» Exercise goal
Down to the last line, restate the records below word for word, dropping every image.
********
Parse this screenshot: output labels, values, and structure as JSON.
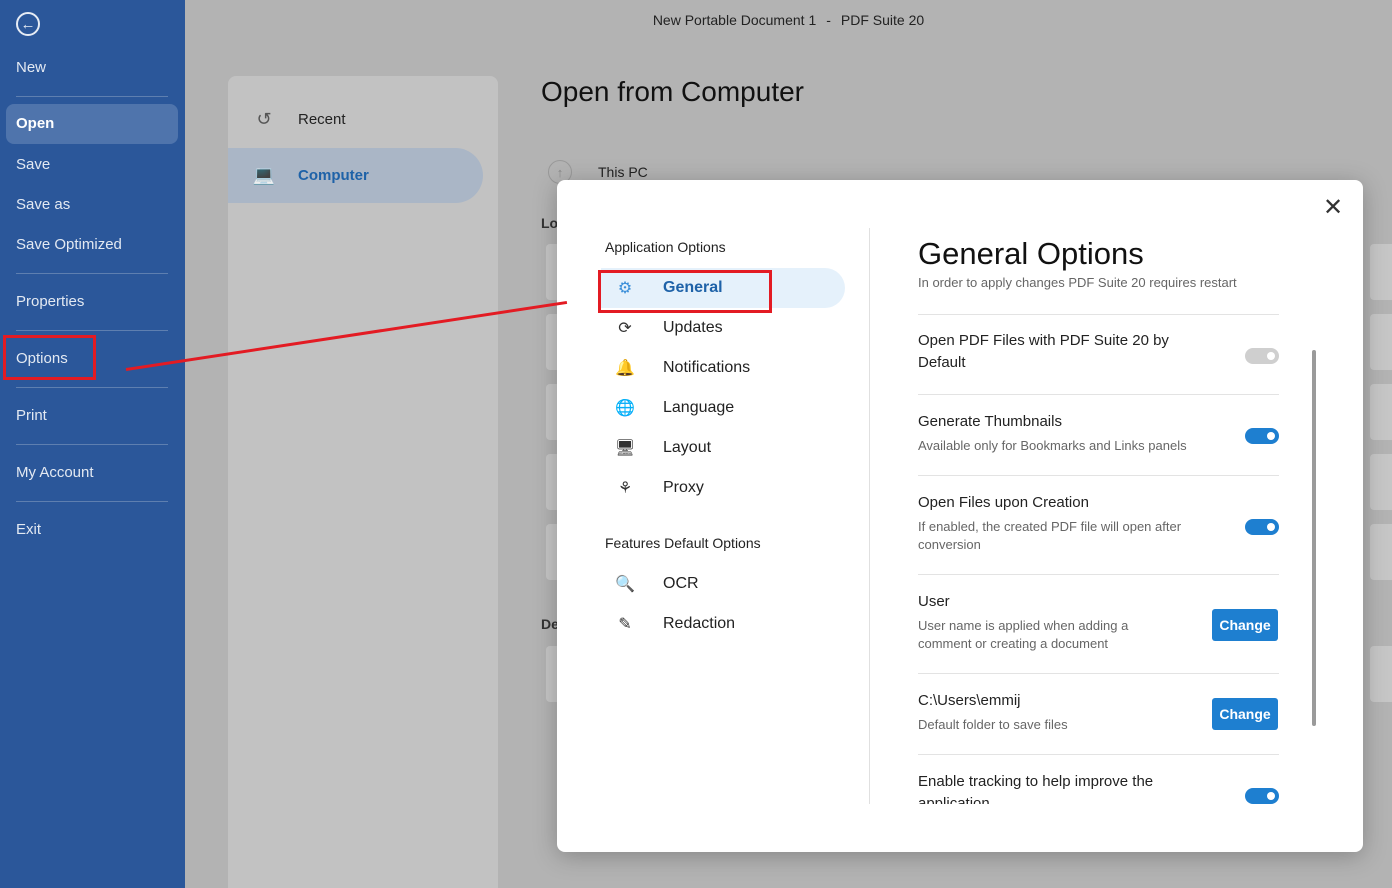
{
  "window": {
    "document": "New Portable Document 1",
    "separator": "-",
    "app": "PDF Suite 20"
  },
  "sidebar": {
    "items": [
      "New",
      "Open",
      "Save",
      "Save as",
      "Save Optimized",
      "Properties",
      "Options",
      "Print",
      "My Account",
      "Exit"
    ]
  },
  "locations": {
    "items": [
      "Recent",
      "Computer"
    ]
  },
  "main": {
    "title": "Open from Computer",
    "this_pc": "This PC",
    "section_cut_1": "Lo",
    "section_cut_2": "De"
  },
  "dialog": {
    "groups": [
      "Application Options",
      "Features Default Options"
    ],
    "app_items": [
      "General",
      "Updates",
      "Notifications",
      "Language",
      "Layout",
      "Proxy"
    ],
    "feature_items": [
      "OCR",
      "Redaction"
    ],
    "title": "General Options",
    "subtitle": "In order to apply changes PDF Suite 20 requires restart",
    "settings": [
      {
        "title": "Open PDF Files with PDF Suite 20 by Default",
        "desc": "",
        "control": "toggle-off"
      },
      {
        "title": "Generate Thumbnails",
        "desc": "Available only for Bookmarks and Links panels",
        "control": "toggle-on"
      },
      {
        "title": "Open Files upon Creation",
        "desc": "If enabled, the created PDF file will open after conversion",
        "control": "toggle-on"
      },
      {
        "title": "User",
        "desc": "User name is applied when adding a comment or creating a document",
        "control": "button"
      },
      {
        "title": "C:\\Users\\emmij",
        "desc": "Default folder to save files",
        "control": "button"
      },
      {
        "title": "Enable tracking to help improve the application",
        "desc": "",
        "control": "toggle-on"
      }
    ],
    "change_label": "Change"
  },
  "colors": {
    "sidebar": "#2b579a",
    "accent": "#1e7fd0",
    "annotation": "#e31b23"
  }
}
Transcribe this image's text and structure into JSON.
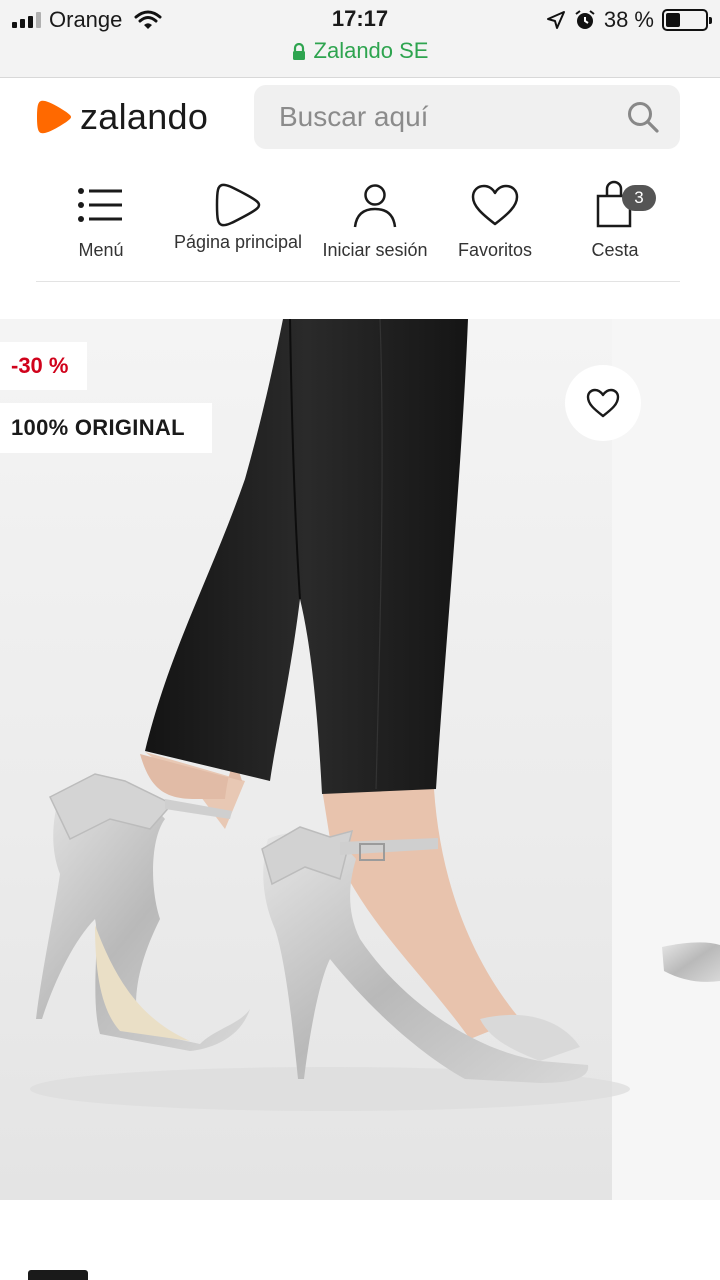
{
  "status_bar": {
    "carrier": "Orange",
    "time": "17:17",
    "battery_percent": "38 %",
    "battery_level": 0.38,
    "url": "Zalando SE"
  },
  "header": {
    "logo_text": "zalando",
    "search_placeholder": "Buscar aquí"
  },
  "nav": {
    "items": [
      {
        "label": "Menú",
        "icon": "menu-icon"
      },
      {
        "label": "Página principal",
        "icon": "home-icon"
      },
      {
        "label": "Iniciar sesión",
        "icon": "user-icon"
      },
      {
        "label": "Favoritos",
        "icon": "heart-icon"
      },
      {
        "label": "Cesta",
        "icon": "bag-icon",
        "badge": "3"
      }
    ]
  },
  "product": {
    "discount_tag": "-30 %",
    "original_tag": "100% ORIGINAL"
  },
  "colors": {
    "brand_orange": "#ff6900",
    "discount_red": "#d0021b",
    "secure_green": "#2ea44f"
  }
}
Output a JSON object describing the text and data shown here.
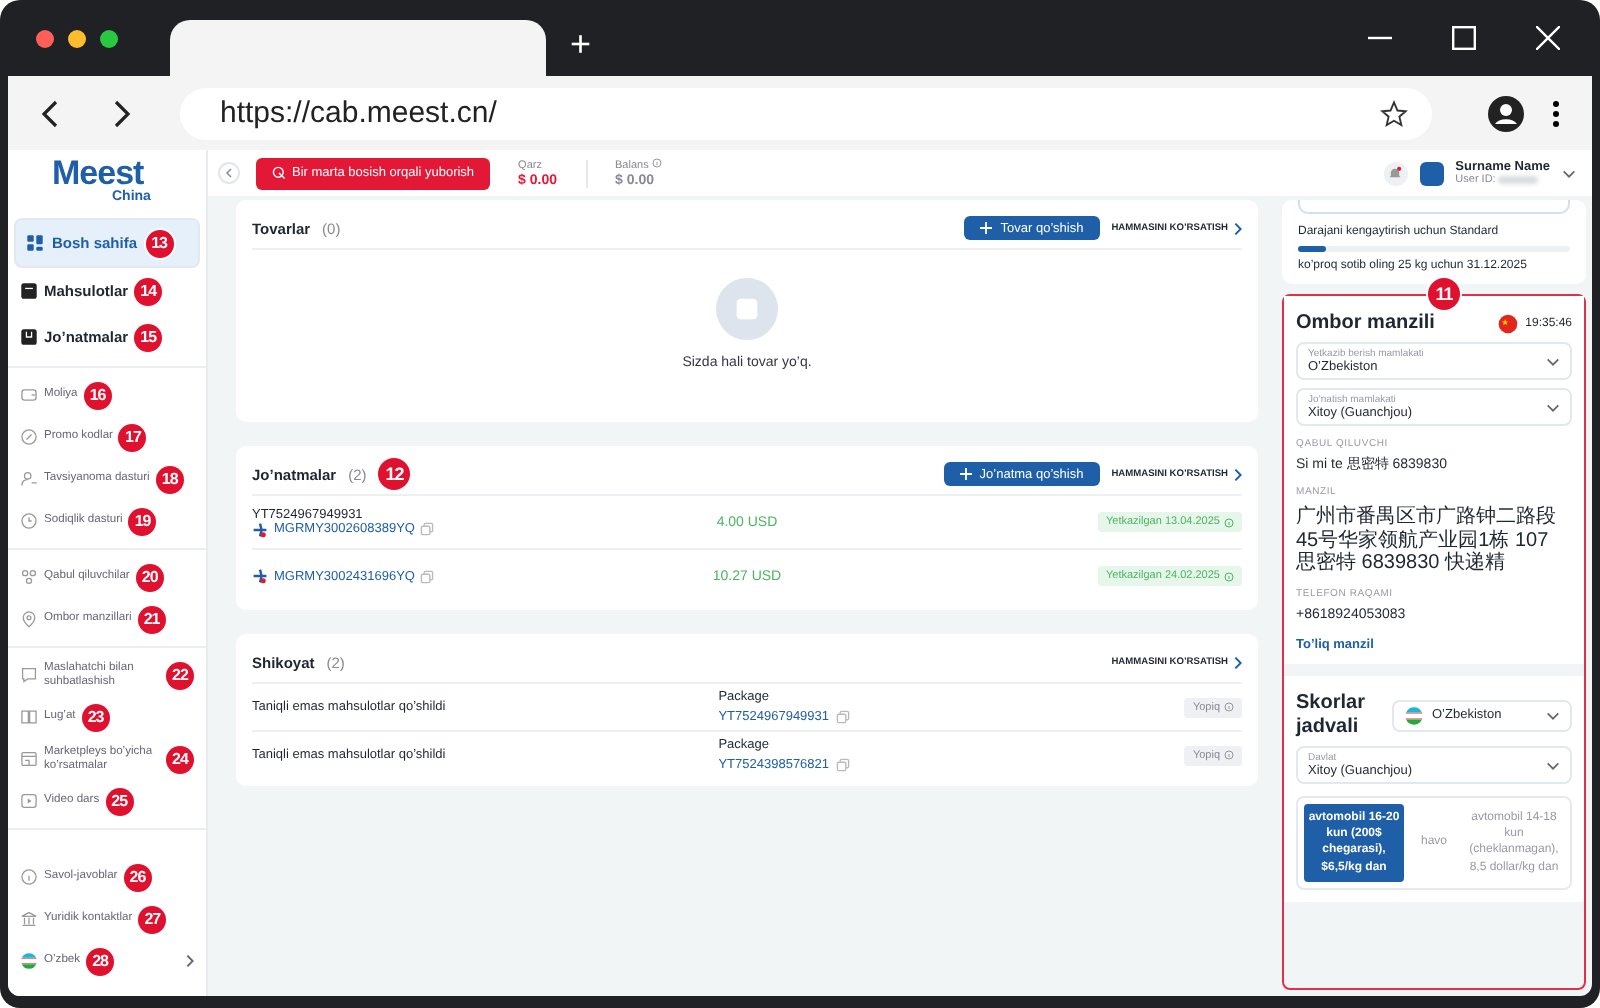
{
  "browser": {
    "new_tab": "+",
    "url": "https://cab.meest.cn/"
  },
  "logo": {
    "name": "Meest",
    "region": "China"
  },
  "topbar": {
    "send_button": "Bir marta bosish orqali yuborish",
    "debt": {
      "label": "Qarz",
      "value": "$ 0.00"
    },
    "balance": {
      "label": "Balans",
      "value": "$ 0.00"
    },
    "user": {
      "name": "Surname Name",
      "id_label": "User ID:"
    }
  },
  "sidebar": {
    "groups": [
      {
        "kind": "primary",
        "items": [
          {
            "label": "Bosh sahifa",
            "badge": "13",
            "selected": true
          },
          {
            "label": "Mahsulotlar",
            "badge": "14",
            "selected": false
          },
          {
            "label": "Jo’natmalar",
            "badge": "15",
            "selected": false
          }
        ]
      },
      {
        "kind": "secondary",
        "items": [
          {
            "label": "Moliya",
            "badge": "16",
            "selected": false
          },
          {
            "label": "Promo kodlar",
            "badge": "17",
            "selected": false
          },
          {
            "label": "Tavsiyanoma dasturi",
            "badge": "18",
            "selected": false
          },
          {
            "label": "Sodiqlik dasturi",
            "badge": "19",
            "selected": false
          }
        ]
      },
      {
        "kind": "secondary",
        "items": [
          {
            "label": "Qabul qiluvchilar",
            "badge": "20",
            "selected": false
          },
          {
            "label": "Ombor manzillari",
            "badge": "21",
            "selected": false
          }
        ]
      },
      {
        "kind": "secondary",
        "items": [
          {
            "label": "Maslahatchi bilan suhbatlashish",
            "badge": "22",
            "selected": false
          },
          {
            "label": "Lug’at",
            "badge": "23",
            "selected": false
          },
          {
            "label": "Marketpleys bo’yicha ko’rsatmalar",
            "badge": "24",
            "selected": false
          },
          {
            "label": "Video dars",
            "badge": "25",
            "selected": false
          }
        ]
      },
      {
        "kind": "footer",
        "items": [
          {
            "label": "Savol-javoblar",
            "badge": "26",
            "selected": false
          },
          {
            "label": "Yuridik kontaktlar",
            "badge": "27",
            "selected": false
          },
          {
            "label": "O’zbek",
            "badge": "28",
            "selected": false
          }
        ]
      }
    ]
  },
  "products": {
    "title": "Tovarlar",
    "count": "(0)",
    "add_button": "Tovar qo’shish",
    "show_all": "HAMMASINI KO’RSATISH",
    "empty_text": "Sizda hali tovar yo’q."
  },
  "shipments": {
    "title": "Jo’natmalar",
    "count": "(2)",
    "badge": "12",
    "add_button": "Jo’natma qo’shish",
    "show_all": "HAMMASINI KO’RSATISH",
    "rows": [
      {
        "track": "YT7524967949931",
        "code": "MGRMY3002608389YQ",
        "amount": "4.00 USD",
        "status": "Yetkazilgan 13.04.2025"
      },
      {
        "code": "MGRMY3002431696YQ",
        "amount": "10.27 USD",
        "status": "Yetkazilgan 24.02.2025"
      }
    ]
  },
  "complaints": {
    "title": "Shikoyat",
    "count": "(2)",
    "show_all": "HAMMASINI KO’RSATISH",
    "rows": [
      {
        "description": "Taniqli emas mahsulotlar qo’shildi",
        "type": "Package",
        "track": "YT7524967949931",
        "status": "Yopiq"
      },
      {
        "description": "Taniqli emas mahsulotlar qo’shildi",
        "type": "Package",
        "track": "YT7524398576821",
        "status": "Yopiq"
      }
    ]
  },
  "level_card": {
    "text": "Darajani kengaytirish uchun Standard",
    "level": 0.1,
    "note": "ko’proq sotib oling 25 kg uchun 31.12.2025"
  },
  "warehouse": {
    "badge": "11",
    "title": "Ombor manzili",
    "time": "19:35:46",
    "selects": [
      {
        "label": "Yetkazib berish mamlakati",
        "value": "O’Zbekiston"
      },
      {
        "label": "Jo’natish mamlakati",
        "value": "Xitoy (Guanchjou)"
      }
    ],
    "fields": [
      {
        "label": "QABUL QILUVCHI",
        "value": "Si mi te 思密特 6839830"
      },
      {
        "label": "MANZIL",
        "value": "广州市番禺区市广路钟二路段45号华家领航产业园1栋 107 思密特 6839830 快递精"
      },
      {
        "label": "TELEFON RAQAMI",
        "value": "+8618924053083"
      }
    ],
    "link": "To’liq manzil"
  },
  "rates": {
    "title": "Skorlar jadvali",
    "country": "O’Zbekiston",
    "select": {
      "label": "Davlat",
      "value": "Xitoy (Guanchjou)"
    },
    "options": [
      {
        "text": "avtomobil 16-20 kun (200$ chegarasi), $6,5/kg dan",
        "selected": true
      },
      {
        "text": "havo",
        "selected": false
      },
      {
        "text": "avtomobil 14-18 kun (cheklanmagan), 8,5 dollar/kg dan",
        "selected": false
      }
    ]
  }
}
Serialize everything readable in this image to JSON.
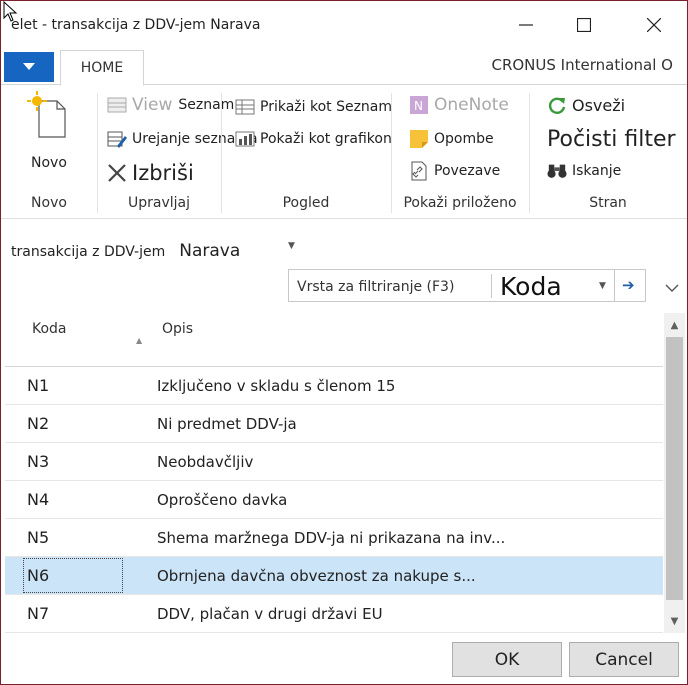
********
» Result for this task
Parse this screenshot: output labels, values, and structure as JSON.
{
  "window": {
    "document": "New Portable Document 1",
    "separator": "-",
    "app": "PDF Suite 20"
  },
  "sidebar": {
    "items": [
      "New",
      "Open",
      "Save",
      "Save as",
      "Save Optimized",
      "Properties",
      "Options",
      "Print",
      "My Account",
      "Exit"
    ]
  },
  "locations": {
    "items": [
      "Recent",
      "Computer"
    ]
  },
  "main": {
    "title": "Open from Computer",
    "this_pc": "This PC",
    "section_cut_1": "Lo",
    "section_cut_2": "De"
  },
  "dialog": {
    "groups": [
      "Application Options",
      "Features Default Options"
    ],
    "app_items": [
      "General",
      "Updates",
      "Notifications",
      "Language",
      "Layout",
      "Proxy"
    ],
    "feature_items": [
      "OCR",
      "Redaction"
    ],
    "title": "General Options",
    "subtitle": "In order to apply changes PDF Suite 20 requires restart",
    "settings": [
      {
        "title": "Open PDF Files with PDF Suite 20 by Default",
        "desc": "",
        "control": "toggle-off"
      },
      {
        "title": "Generate Thumbnails",
        "desc": "Available only for Bookmarks and Links panels",
        "control": "toggle-on"
      },
      {
        "title": "Open Files upon Creation",
        "desc": "If enabled, the created PDF file will open after conversion",
        "control": "toggle-on"
      },
      {
        "title": "User",
        "desc": "User name is applied when adding a comment or creating a document",
        "control": "button"
      },
      {
        "title": "C:\\Users\\emmij",
        "desc": "Default folder to save files",
        "control": "button"
      },
      {
        "title": "Enable tracking to help improve the application",
        "desc": "",
        "control": "toggle-on"
      }
    ],
    "change_label": "Change"
  },
  "colors": {
    "sidebar": "#2b579a",
    "accent": "#1e7fd0",
    "annotation": "#e31b23"
  }
}
Transcribe this image's text and structure into JSON.
{
  "status_bar": {
    "carrier": "Orange",
    "time": "17:17",
    "battery_percent": "38 %",
    "battery_level": 0.38,
    "url": "Zalando SE"
  },
  "header": {
    "logo_text": "zalando",
    "search_placeholder": "Buscar aquí"
  },
  "nav": {
    "items": [
      {
        "label": "Menú",
        "icon": "menu-icon"
      },
      {
        "label": "Página principal",
        "icon": "home-icon"
      },
      {
        "label": "Iniciar sesión",
        "icon": "user-icon"
      },
      {
        "label": "Favoritos",
        "icon": "heart-icon"
      },
      {
        "label": "Cesta",
        "icon": "bag-icon",
        "badge": "3"
      }
    ]
  },
  "product": {
    "discount_tag": "-30 %",
    "original_tag": "100% ORIGINAL"
  },
  "colors": {
    "brand_orange": "#ff6900",
    "discount_red": "#d0021b",
    "secure_green": "#2ea44f"
  }
}
Output a JSON object describing the text and data shown here.
{
  "browser": {
    "new_tab": "+",
    "url": "https://cab.meest.cn/"
  },
  "logo": {
    "name": "Meest",
    "region": "China"
  },
  "topbar": {
    "send_button": "Bir marta bosish orqali yuborish",
    "debt": {
      "label": "Qarz",
      "value": "$ 0.00"
    },
    "balance": {
      "label": "Balans",
      "value": "$ 0.00"
    },
    "user": {
      "name": "Surname Name",
      "id_label": "User ID:"
    }
  },
  "sidebar": {
    "groups": [
      {
        "kind": "primary",
        "items": [
          {
            "label": "Bosh sahifa",
            "badge": "13",
            "selected": true
          },
          {
            "label": "Mahsulotlar",
            "badge": "14",
            "selected": false
          },
          {
            "label": "Jo’natmalar",
            "badge": "15",
            "selected": false
          }
        ]
      },
      {
        "kind": "secondary",
        "items": [
          {
            "label": "Moliya",
            "badge": "16",
            "selected": false
          },
          {
            "label": "Promo kodlar",
            "badge": "17",
            "selected": false
          },
          {
            "label": "Tavsiyanoma dasturi",
            "badge": "18",
            "selected": false
          },
          {
            "label": "Sodiqlik dasturi",
            "badge": "19",
            "selected": false
          }
        ]
      },
      {
        "kind": "secondary",
        "items": [
          {
            "label": "Qabul qiluvchilar",
            "badge": "20",
            "selected": false
          },
          {
            "label": "Ombor manzillari",
            "badge": "21",
            "selected": false
          }
        ]
      },
      {
        "kind": "secondary",
        "items": [
          {
            "label": "Maslahatchi bilan suhbatlashish",
            "badge": "22",
            "selected": false
          },
          {
            "label": "Lug’at",
            "badge": "23",
            "selected": false
          },
          {
            "label": "Marketpleys bo’yicha ko’rsatmalar",
            "badge": "24",
            "selected": false
          },
          {
            "label": "Video dars",
            "badge": "25",
            "selected": false
          }
        ]
      },
      {
        "kind": "footer",
        "items": [
          {
            "label": "Savol-javoblar",
            "badge": "26",
            "selected": false
          },
          {
            "label": "Yuridik kontaktlar",
            "badge": "27",
            "selected": false
          },
          {
            "label": "O’zbek",
            "badge": "28",
            "selected": false
          }
        ]
      }
    ]
  },
  "products": {
    "title": "Tovarlar",
    "count": "(0)",
    "add_button": "Tovar qo’shish",
    "show_all": "HAMMASINI KO’RSATISH",
    "empty_text": "Sizda hali tovar yo’q."
  },
  "shipments": {
    "title": "Jo’natmalar",
    "count": "(2)",
    "badge": "12",
    "add_button": "Jo’natma qo’shish",
    "show_all": "HAMMASINI KO’RSATISH",
    "rows": [
      {
        "track": "YT7524967949931",
        "code": "MGRMY3002608389YQ",
        "amount": "4.00 USD",
        "status": "Yetkazilgan 13.04.2025"
      },
      {
        "code": "MGRMY3002431696YQ",
        "amount": "10.27 USD",
        "status": "Yetkazilgan 24.02.2025"
      }
    ]
  },
  "complaints": {
    "title": "Shikoyat",
    "count": "(2)",
    "show_all": "HAMMASINI KO’RSATISH",
    "rows": [
      {
        "description": "Taniqli emas mahsulotlar qo’shildi",
        "type": "Package",
        "track": "YT7524967949931",
        "status": "Yopiq"
      },
      {
        "description": "Taniqli emas mahsulotlar qo’shildi",
        "type": "Package",
        "track": "YT7524398576821",
        "status": "Yopiq"
      }
    ]
  },
  "level_card": {
    "text": "Darajani kengaytirish uchun Standard",
    "level": 0.1,
    "note": "ko’proq sotib oling 25 kg uchun 31.12.2025"
  },
  "warehouse": {
    "badge": "11",
    "title": "Ombor manzili",
    "time": "19:35:46",
    "selects": [
      {
        "label": "Yetkazib berish mamlakati",
        "value": "O’Zbekiston"
      },
      {
        "label": "Jo’natish mamlakati",
        "value": "Xitoy (Guanchjou)"
      }
    ],
    "fields": [
      {
        "label": "QABUL QILUVCHI",
        "value": "Si mi te 思密特 6839830"
      },
      {
        "label": "MANZIL",
        "value": "广州市番禺区市广路钟二路段45号华家领航产业园1栋 107 思密特 6839830 快递精"
      },
      {
        "label": "TELEFON RAQAMI",
        "value": "+8618924053083"
      }
    ],
    "link": "To’liq manzil"
  },
  "rates": {
    "title": "Skorlar jadvali",
    "country": "O’Zbekiston",
    "select": {
      "label": "Davlat",
      "value": "Xitoy (Guanchjou)"
    },
    "options": [
      {
        "text": "avtomobil 16-20 kun (200$ chegarasi), $6,5/kg dan",
        "selected": true
      },
      {
        "text": "havo",
        "selected": false
      },
      {
        "text": "avtomobil 14-18 kun (cheklanmagan), 8,5 dollar/kg dan",
        "selected": false
      }
    ]
  }
}
Serialize everything readable in this image to JSON.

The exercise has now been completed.